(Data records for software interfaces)
-- Opening Marker --

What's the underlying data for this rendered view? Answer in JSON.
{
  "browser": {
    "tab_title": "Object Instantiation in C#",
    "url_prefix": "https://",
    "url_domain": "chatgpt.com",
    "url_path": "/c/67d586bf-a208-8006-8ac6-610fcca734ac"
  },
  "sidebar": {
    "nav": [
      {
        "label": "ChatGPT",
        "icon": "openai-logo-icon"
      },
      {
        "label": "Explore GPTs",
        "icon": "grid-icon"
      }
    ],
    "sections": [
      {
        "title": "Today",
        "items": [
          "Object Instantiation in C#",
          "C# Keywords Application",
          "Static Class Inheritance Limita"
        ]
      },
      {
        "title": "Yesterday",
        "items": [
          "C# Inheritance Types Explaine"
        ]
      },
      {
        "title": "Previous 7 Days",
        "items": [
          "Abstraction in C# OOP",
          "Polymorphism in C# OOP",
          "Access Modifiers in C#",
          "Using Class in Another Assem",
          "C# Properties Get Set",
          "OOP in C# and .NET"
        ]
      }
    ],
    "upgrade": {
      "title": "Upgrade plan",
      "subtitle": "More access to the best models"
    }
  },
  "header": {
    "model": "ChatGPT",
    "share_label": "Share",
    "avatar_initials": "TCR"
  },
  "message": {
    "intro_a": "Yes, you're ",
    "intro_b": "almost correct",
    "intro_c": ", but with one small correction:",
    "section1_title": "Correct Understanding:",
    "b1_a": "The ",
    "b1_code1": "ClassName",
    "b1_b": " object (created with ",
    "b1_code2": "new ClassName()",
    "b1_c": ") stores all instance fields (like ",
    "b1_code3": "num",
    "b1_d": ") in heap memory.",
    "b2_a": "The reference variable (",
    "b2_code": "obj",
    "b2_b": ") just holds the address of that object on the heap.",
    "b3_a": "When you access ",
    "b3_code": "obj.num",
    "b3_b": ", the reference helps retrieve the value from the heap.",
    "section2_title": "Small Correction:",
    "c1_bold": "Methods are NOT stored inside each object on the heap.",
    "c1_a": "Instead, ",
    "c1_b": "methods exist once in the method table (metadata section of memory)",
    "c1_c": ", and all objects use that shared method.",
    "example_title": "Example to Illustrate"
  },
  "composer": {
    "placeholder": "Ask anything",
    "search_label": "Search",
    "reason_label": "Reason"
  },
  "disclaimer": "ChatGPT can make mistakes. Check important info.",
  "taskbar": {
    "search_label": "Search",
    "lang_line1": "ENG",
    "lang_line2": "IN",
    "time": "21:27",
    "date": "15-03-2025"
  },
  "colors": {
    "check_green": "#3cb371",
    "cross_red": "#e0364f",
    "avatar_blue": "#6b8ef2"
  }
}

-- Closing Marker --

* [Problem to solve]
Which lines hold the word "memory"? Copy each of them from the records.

* [Solution to this exercise]
    "b1_d": ") in heap memory.",
    "c1_b": "methods exist once in the method table (metadata section of memory)",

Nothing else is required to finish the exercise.